Godwin Heights High School senior Cameron Gray overheard a classmate telling Kent School Services Network community coordinator Duane Bacchus that he needed new shoes. Cameron stepped up, offering a brand-new pair of Nikes he had at home.
That kind of compassion is what Bacchus sees all the time in his job. While Cameron’s gift came unexpectedly, Bacchus regularly links students with resources they need, from glasses to clothing to food and housing needs, even mental health services. He also acts as a sounding board for students who are stressed, depressed or struggling with a problem at school or home.
“This room is sacred,” he said, of his office located in the school’s media center. Students popped in and out on a recent Monday morning. One wanted a letter of recommendation. Many just wanted to talk.
“I have a very strong open-door policy. You are welcome anytime in this room,” Bacchus tells his students. “A lot of the time it will be just kids stopping in to say, ‘Mr. B, today is crazy.'”
But sometimes it’s more serious.
“At the high school level, you definitely have the behavioral and mental health component that’s way more prominent,” Bacchus said.
The high school in September implemented the KSSN model, which includes Bacchus and site clinician Rob Conrad, to serve as a school-community link. It is funded by way of a $250,000 three-year Steelcase Foundation grant. Specific points of focus are attendance, reducing discipline referrals and suspensions, Principal Chad Conklin said.
“One of the main impacts we’ve had so far is just the opportunity to refer students and their families to services,” Conklin said. “That’s a huge impact for our students.”
KSSN, a countywide program, brings social and medical services to students’ schools and homes. It is run through a partnership with local districts and Kent ISD. North Godwin Elementary is also a KSSN school, along with more than 30 others in Kent County.
Most resources come from local churches, organizations, clinics and businesses. It’s Bacchus’ job to connect students with resources, and Conrad, a licensed social worker, links them to health-care organizations, doctors and counselors.
♥Someone to Talk To
Though he graduated with a bachelor’s degree in nursing from Inter-American University in Puerto Rico, Bacchus’ career took a turn toward education after he and his wife had triplets. He worked as an intervention specialist at the high school for three years before the KSSN role became available. “I already had many great relationships here,” he said. “I wanted to maintain those relationship with kids.”
Much of Bacchus’ time is spent just talking to students who open up about stress in academics and social life. He teaches coping skills and refers them to Conrad if they need outside evaluation.
“This is the most stressed-out demographic,” Bacchus said of teenagers. “There are so many pressures, and social media makes it 10 times worse. You have societal pressures. They are coming from low-income, poverty-stricken areas…They just don’t know how to cope with all these pressures.”
Senior Romeo Edelen said Bacchus “knows how to talk to kids… He make them feel comfortable. If they have a problem, he’s easy to come to.”
Added senior Carlos Martinez: “Students are always in here if they have an issue. I come in here when I get pissed off. He’s the teacher almost every student likes.”

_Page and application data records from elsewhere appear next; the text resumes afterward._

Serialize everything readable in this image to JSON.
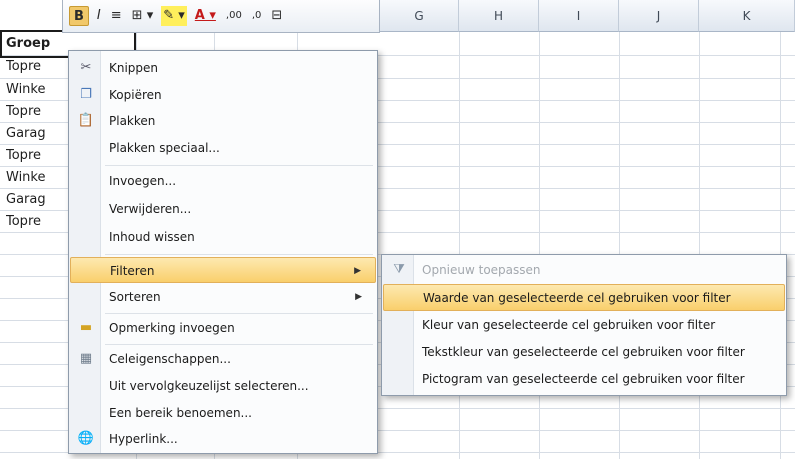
{
  "window": {
    "app": "Excel"
  },
  "mini_toolbar": {
    "items": [
      {
        "name": "bold-button",
        "label": "B"
      },
      {
        "name": "italic-button",
        "label": "I"
      },
      {
        "name": "align-center-button",
        "label": "≡"
      },
      {
        "name": "borders-button",
        "label": "⊞ ▾"
      },
      {
        "name": "fill-color-button",
        "label": "✎ ▾"
      },
      {
        "name": "font-color-button",
        "label": "A ▾"
      },
      {
        "name": "increase-decimals-button",
        "label": ",00"
      },
      {
        "name": "decrease-decimals-button",
        "label": ",0"
      },
      {
        "name": "merge-button",
        "label": "⊟"
      }
    ]
  },
  "columns": [
    "G",
    "H",
    "I",
    "J",
    "K"
  ],
  "cells": [
    "Groep",
    "Topre",
    "Winke",
    "Topre",
    "Garag",
    "Topre",
    "Winke",
    "Garag",
    "Topre"
  ],
  "context_menu": {
    "items": [
      {
        "label": "Knippen",
        "icon": "scissors-icon"
      },
      {
        "label": "Kopiëren",
        "icon": "copy-icon"
      },
      {
        "label": "Plakken",
        "icon": "paste-icon"
      },
      {
        "label": "Plakken speciaal...",
        "icon": ""
      },
      {
        "label": "Invoegen...",
        "icon": ""
      },
      {
        "label": "Verwijderen...",
        "icon": ""
      },
      {
        "label": "Inhoud wissen",
        "icon": ""
      },
      {
        "label": "Filteren",
        "icon": "",
        "submenu": true,
        "highlighted": true
      },
      {
        "label": "Sorteren",
        "icon": "",
        "submenu": true
      },
      {
        "label": "Opmerking invoegen",
        "icon": "comment-icon"
      },
      {
        "label": "Celeigenschappen...",
        "icon": "format-cells-icon"
      },
      {
        "label": "Uit vervolgkeuzelijst selecteren...",
        "icon": ""
      },
      {
        "label": "Een bereik benoemen...",
        "icon": ""
      },
      {
        "label": "Hyperlink...",
        "icon": "hyperlink-icon"
      }
    ]
  },
  "filter_submenu": {
    "items": [
      {
        "label": "Opnieuw toepassen",
        "icon": "reapply-filter-icon",
        "disabled": true
      },
      {
        "label": "Waarde van geselecteerde cel gebruiken voor filter",
        "highlighted": true
      },
      {
        "label": "Kleur van geselecteerde cel gebruiken voor filter"
      },
      {
        "label": "Tekstkleur van geselecteerde cel gebruiken voor filter"
      },
      {
        "label": "Pictogram van geselecteerde cel gebruiken voor filter"
      }
    ]
  },
  "colors": {
    "highlight": "#f9cf6c",
    "menu_border": "#8e9bab",
    "grid_line": "#d7dde5"
  }
}
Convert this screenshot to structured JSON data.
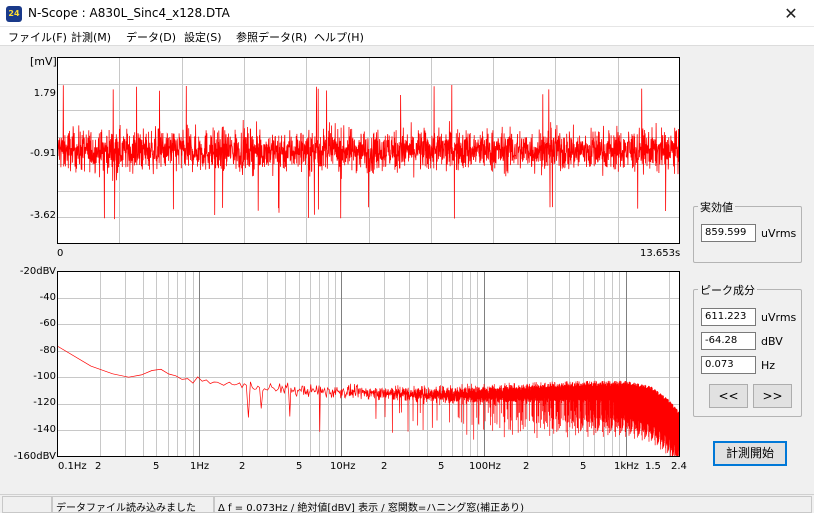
{
  "window": {
    "title": "N-Scope : A830L_Sinc4_x128.DTA",
    "icon_text": "24",
    "close_glyph": "✕"
  },
  "menu": {
    "items": [
      "ファイル(F)",
      "計測(M)",
      "データ(D)",
      "設定(S)",
      "参照データ(R)",
      "ヘルプ(H)"
    ]
  },
  "time_plot": {
    "unit_label": "[mV]",
    "y_ticks": [
      "1.79",
      "-0.91",
      "-3.62"
    ],
    "x_start": "0",
    "x_end": "13.653s",
    "trace_color": "#ff0000"
  },
  "spectrum_plot": {
    "y_ticks": [
      "-20dBV",
      "-40",
      "-60",
      "-80",
      "-100",
      "-120",
      "-140",
      "-160dBV"
    ],
    "x_ticks": [
      "0.1Hz",
      "2",
      "5",
      "1Hz",
      "2",
      "5",
      "10Hz",
      "2",
      "5",
      "100Hz",
      "2",
      "5",
      "1kHz",
      "1.5",
      "2.4"
    ],
    "trace_color": "#ff0000"
  },
  "rms_group": {
    "title": "実効値",
    "value": "859.599",
    "unit": "uVrms"
  },
  "peak_group": {
    "title": "ピーク成分",
    "uvrms_value": "611.223",
    "uvrms_unit": "uVrms",
    "dbv_value": "-64.28",
    "dbv_unit": "dBV",
    "hz_value": "0.073",
    "hz_unit": "Hz",
    "prev_label": "<<",
    "next_label": ">>"
  },
  "start_button": {
    "label": "計測開始"
  },
  "status": {
    "message": "データファイル読み込みました",
    "info": "Δ f = 0.073Hz / 絶対値[dBV] 表示 / 窓関数=ハニング窓(補正あり)"
  },
  "chart_data": [
    {
      "type": "line",
      "ylabel": "[mV]",
      "yticks": [
        1.79,
        -0.91,
        -3.62
      ],
      "ylim": [
        -4.975,
        3.145
      ],
      "xlim": [
        0,
        13.653
      ],
      "xticks": [
        "0",
        "13.653s"
      ],
      "grid": true,
      "series": [
        {
          "description_values": {
            "mean": -0.91,
            "typical_min": -3.2,
            "typical_max": 1.4,
            "peak_max": 2.1,
            "peak_min": -3.9
          }
        }
      ]
    },
    {
      "type": "line",
      "xscale": "log",
      "xlim": [
        0.1,
        2400
      ],
      "ylim": [
        -160,
        -20
      ],
      "yticks": [
        -20,
        -40,
        -60,
        -80,
        -100,
        -120,
        -140,
        -160
      ],
      "xticks": [
        "0.1Hz",
        "2",
        "5",
        "1Hz",
        "2",
        "5",
        "10Hz",
        "2",
        "5",
        "100Hz",
        "2",
        "5",
        "1kHz",
        "1.5",
        "2.4"
      ],
      "grid": true,
      "series": [
        {
          "x": [
            0.1,
            0.13,
            0.2,
            0.3,
            0.4,
            0.5,
            0.6,
            0.8,
            1,
            2,
            3,
            5,
            10,
            20,
            50,
            100,
            200,
            500,
            1000,
            1500,
            2000,
            2400
          ],
          "y": [
            -77,
            -85,
            -95,
            -100,
            -98,
            -93,
            -97,
            -102,
            -103,
            -106,
            -108,
            -110,
            -111,
            -112,
            -113,
            -113,
            -112,
            -111,
            -111,
            -115,
            -125,
            -135
          ]
        }
      ]
    }
  ]
}
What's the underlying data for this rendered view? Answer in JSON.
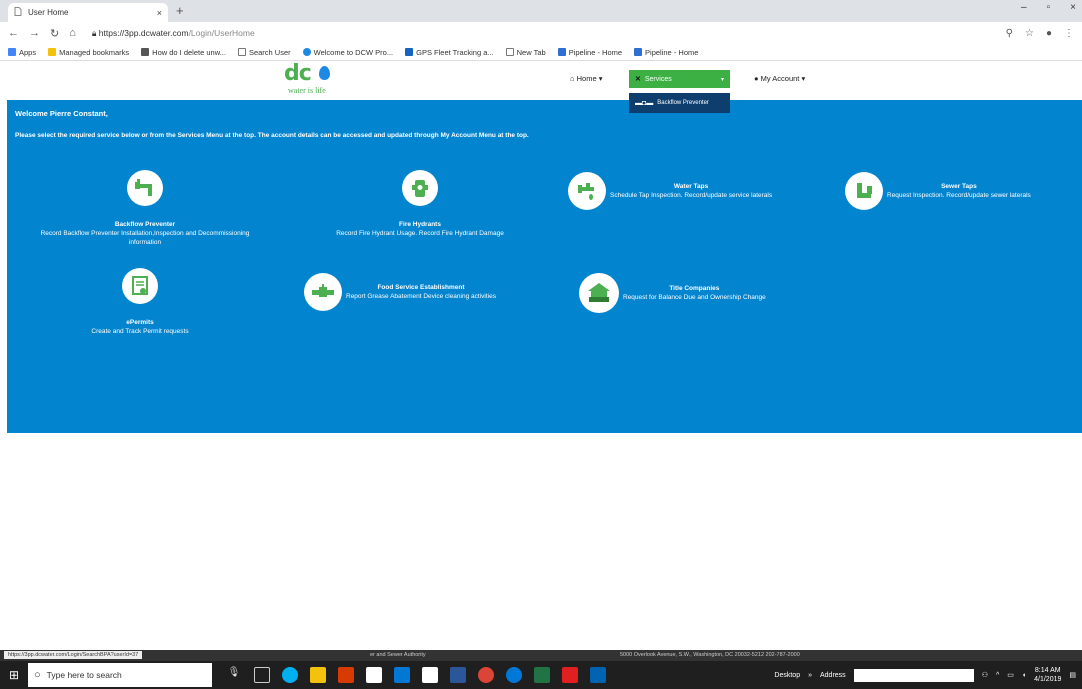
{
  "browser": {
    "tab_title": "User Home",
    "tab_close": "×",
    "new_tab": "+",
    "url_host": "https://3pp.dcwater.com",
    "url_path": "/Login/UserHome",
    "window_controls": {
      "minimize": "–",
      "restore": "▫",
      "close": "×"
    },
    "bookmarks": [
      "Apps",
      "Managed bookmarks",
      "How do I delete unw...",
      "Search User",
      "Welcome to DCW Pro...",
      "GPS Fleet Tracking a...",
      "New Tab",
      "Pipeline - Home",
      "Pipeline - Home"
    ]
  },
  "header": {
    "logo_text": "dc",
    "logo_tagline": "water is life",
    "nav_home": "Home",
    "nav_services": "Services",
    "nav_account": "My Account",
    "services_dropdown_item": "Backflow Preventer"
  },
  "main": {
    "welcome": "Welcome Pierre Constant,",
    "instructions": "Please select the required service below or from the Services Menu at the top. The account details can be accessed and updated through My Account Menu at the top.",
    "services": {
      "backflow": {
        "name": "Backflow Preventer",
        "desc": "Record Backflow Preventer Installation,Inspection and Decommissioning information"
      },
      "hydrants": {
        "name": "Fire Hydrants",
        "desc": "Record Fire Hydrant Usage. Record Fire Hydrant Damage"
      },
      "water_taps": {
        "name": "Water Taps",
        "desc": "Schedule Tap Inspection. Record/update service laterals"
      },
      "sewer_taps": {
        "name": "Sewer Taps",
        "desc": "Request Inspection. Record/update sewer laterals"
      },
      "epermits": {
        "name": "ePermits",
        "desc": "Create and Track Permit requests"
      },
      "food": {
        "name": "Food Service Establishment",
        "desc": "Report Grease Abatement Device cleaning activities"
      },
      "title": {
        "name": "Title Companies",
        "desc": "Request for Balance Due and Ownership Change"
      }
    }
  },
  "footer": {
    "status_url": "https://3pp.dcwater.com/Login/SearchBPA?userId=37",
    "authority": "er and Sewer Authority",
    "address": "5000 Overlook Avenue, S.W., Washington, DC 20032-5212 202-787-2000"
  },
  "taskbar": {
    "search_placeholder": "Type here to search",
    "desktop": "Desktop",
    "address_label": "Address",
    "time": "8:14 AM",
    "date": "4/1/2019"
  },
  "colors": {
    "panel_blue": "#0284ce",
    "services_green": "#3cb043",
    "dropdown_navy": "#0d3e6e",
    "logo_green": "#4caf50"
  }
}
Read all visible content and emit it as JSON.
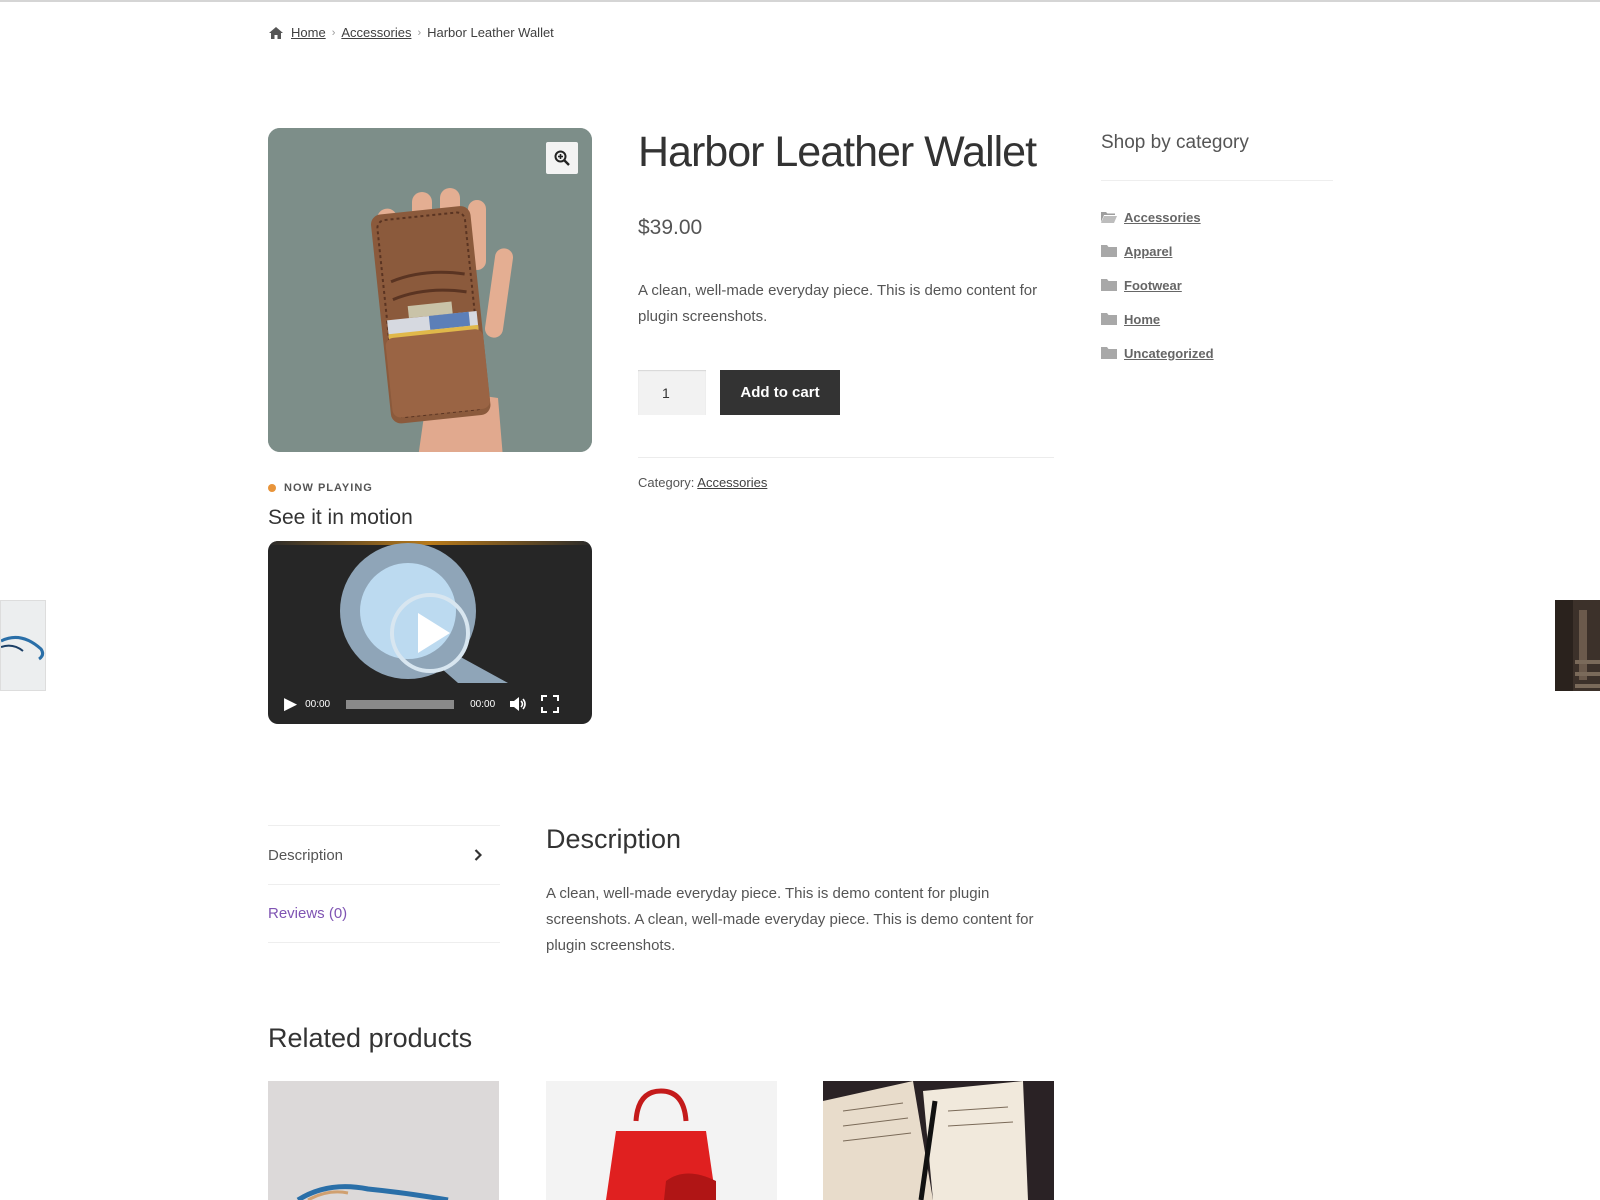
{
  "breadcrumb": {
    "home": "Home",
    "category": "Accessories",
    "current": "Harbor Leather Wallet"
  },
  "product": {
    "title": "Harbor Leather Wallet",
    "price": "$39.00",
    "short_description": "A clean, well-made everyday piece. This is demo content for plugin screenshots.",
    "quantity": "1",
    "add_to_cart_label": "Add to cart",
    "category_label": "Category:",
    "category_value": "Accessories"
  },
  "video": {
    "badge": "NOW PLAYING",
    "title": "See it in motion",
    "current_time": "00:00",
    "duration": "00:00"
  },
  "sidebar": {
    "title": "Shop by category",
    "categories": [
      "Accessories",
      "Apparel",
      "Footwear",
      "Home",
      "Uncategorized"
    ]
  },
  "tabs": {
    "items": [
      "Description",
      "Reviews (0)"
    ],
    "active": "Description"
  },
  "description": {
    "heading": "Description",
    "body": "A clean, well-made everyday piece. This is demo content for plugin screenshots. A clean, well-made everyday piece. This is demo content for plugin screenshots."
  },
  "related": {
    "title": "Related products"
  },
  "colors": {
    "button": "#333333",
    "accent_link": "#7f54b3",
    "badge_dot": "#e8943a"
  }
}
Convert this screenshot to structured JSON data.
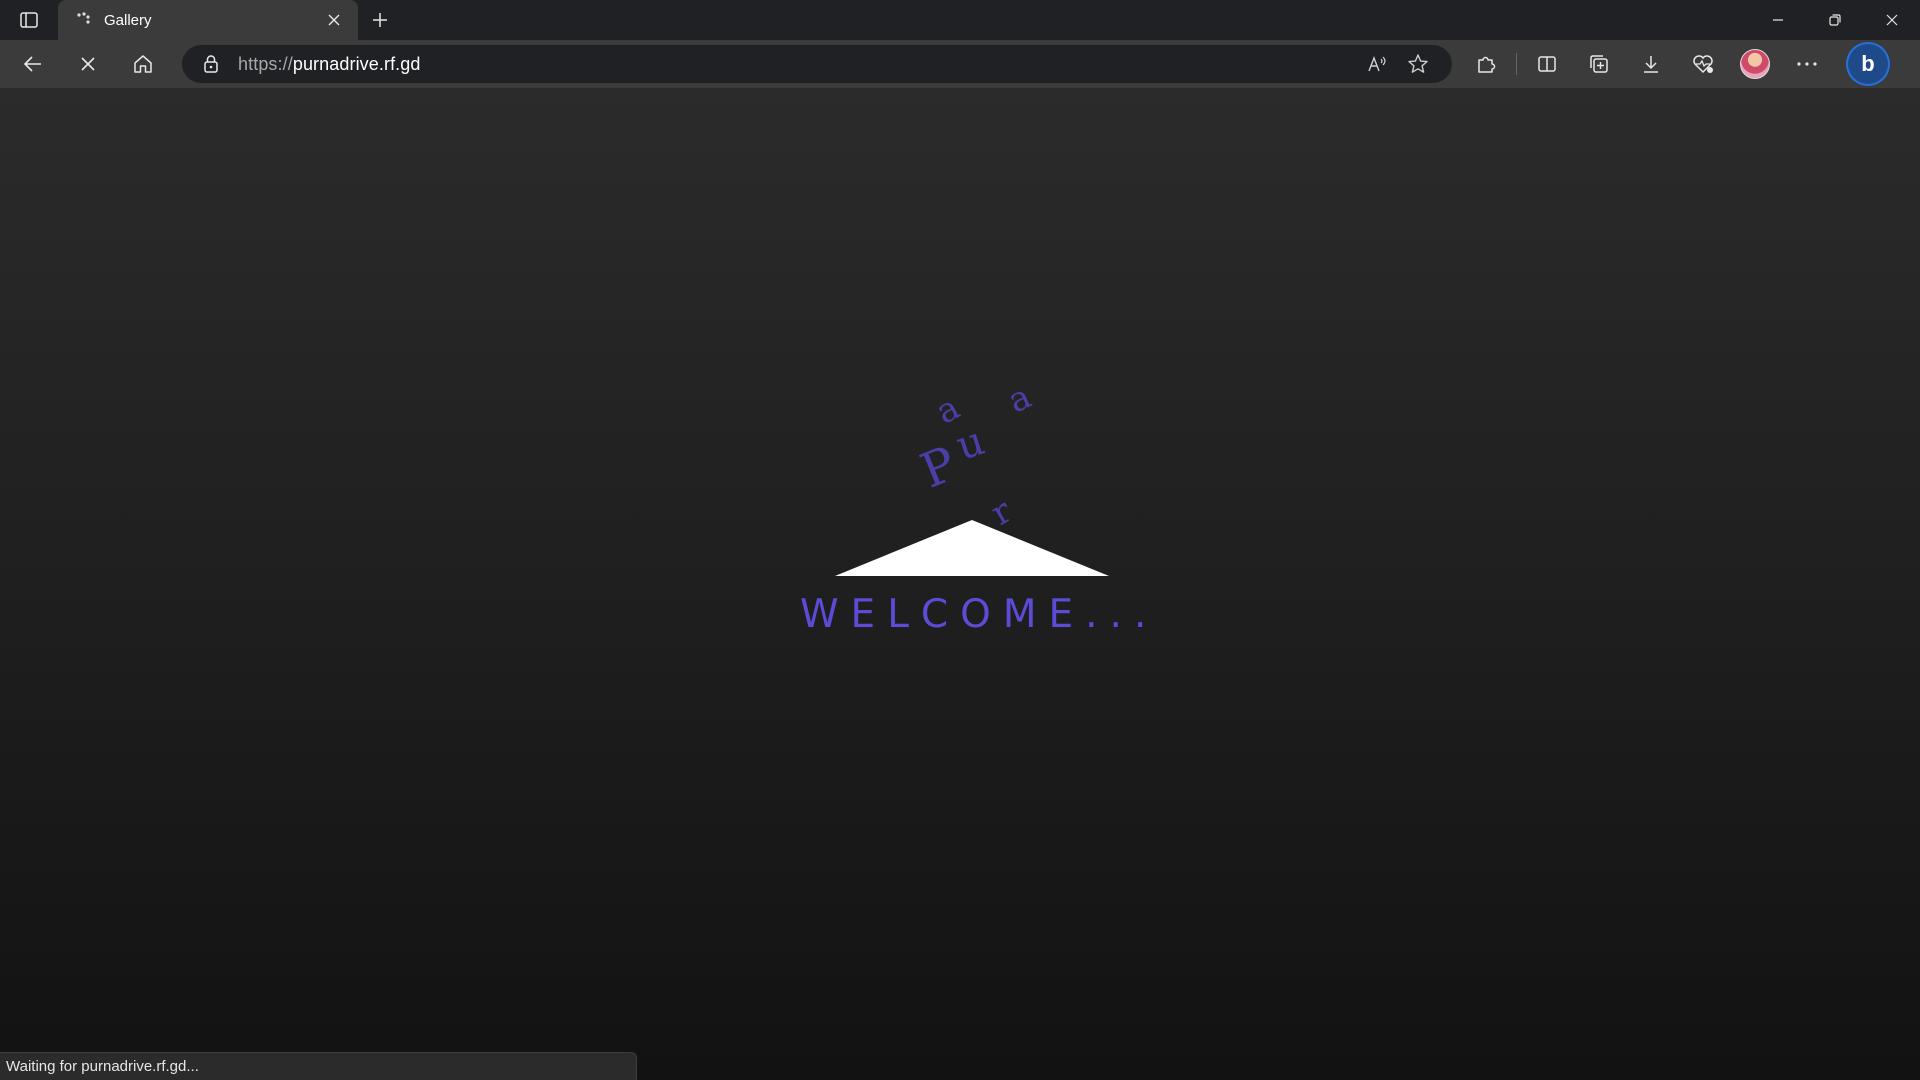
{
  "tab": {
    "title": "Gallery"
  },
  "address_bar": {
    "protocol": "https://",
    "host": "purnadrive.rf.gd"
  },
  "page": {
    "welcome_text": "WELCOME...",
    "loader_letters": [
      "P",
      "u",
      "a",
      "a",
      "r"
    ]
  },
  "status_bar": {
    "text": "Waiting for purnadrive.rf.gd..."
  },
  "icons": {
    "tab_actions": "tab-actions-icon",
    "favicon": "loading-spinner-icon",
    "close_tab": "close-icon",
    "new_tab": "plus-icon",
    "minimize": "minimize-icon",
    "restore": "restore-icon",
    "close_window": "close-icon",
    "back": "back-arrow-icon",
    "stop": "stop-icon",
    "home": "home-icon",
    "lock": "lock-icon",
    "read_aloud": "read-aloud-icon",
    "favorite": "star-icon",
    "extensions": "puzzle-icon",
    "split_screen": "split-screen-icon",
    "collections": "collections-icon",
    "downloads": "download-icon",
    "health": "browser-essentials-icon",
    "profile": "avatar",
    "more": "more-icon",
    "copilot": "bing-icon"
  },
  "colors": {
    "accent": "#5b4bd6",
    "letters": "#4a3fa8",
    "triangle": "#ffffff",
    "tab_active": "#3b3b3b",
    "tabstrip": "#202124"
  }
}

If a student needs more, Bacchus refers them to Conrad.
“There’s a lot of anxiety and depression, stress over school and friends, and home life is tough,” Conrad said. “There are body image issues like anorexia and bulimia and self-harm.” After determining the level of care needed, Conrad refers them to counselors and other healthcare services.
Creating Lasting Links
A big mistake is to dismiss outside circumstances in students’ academics, Bacchus said. That’s why wrap-around services like KSSN are so important.
“I’m so passionate about the KSSN model,” Bacchus said. ” One of the biggest mistakes we’ve made our in education system over the years is to separate what happens in these four walls and cut it out of what happens in everything else. It’s so connected.
“I truly believe in the product. I truly believe in what we are trying to do here.”
Bacchus works to create resources unique to Godwin, tapping into community agencies and organizations. A native of the U.S. Virgin Islands who has also lived in Puerto Rico, he also helps the districts’ high number of Spanish-speaking students and their families with communication needs. He plans to add a room for parents who speak English as a second language to help them stay abreast of their children’s academics.
Being part of Godwin has revealed to Bacchus the amazing love and energy in the district, he said.
“The heart of these kids is just amazing,” Bacchus said. “These kids are constantly thinking about how they can help each other. They see themselves as a family in many ways.”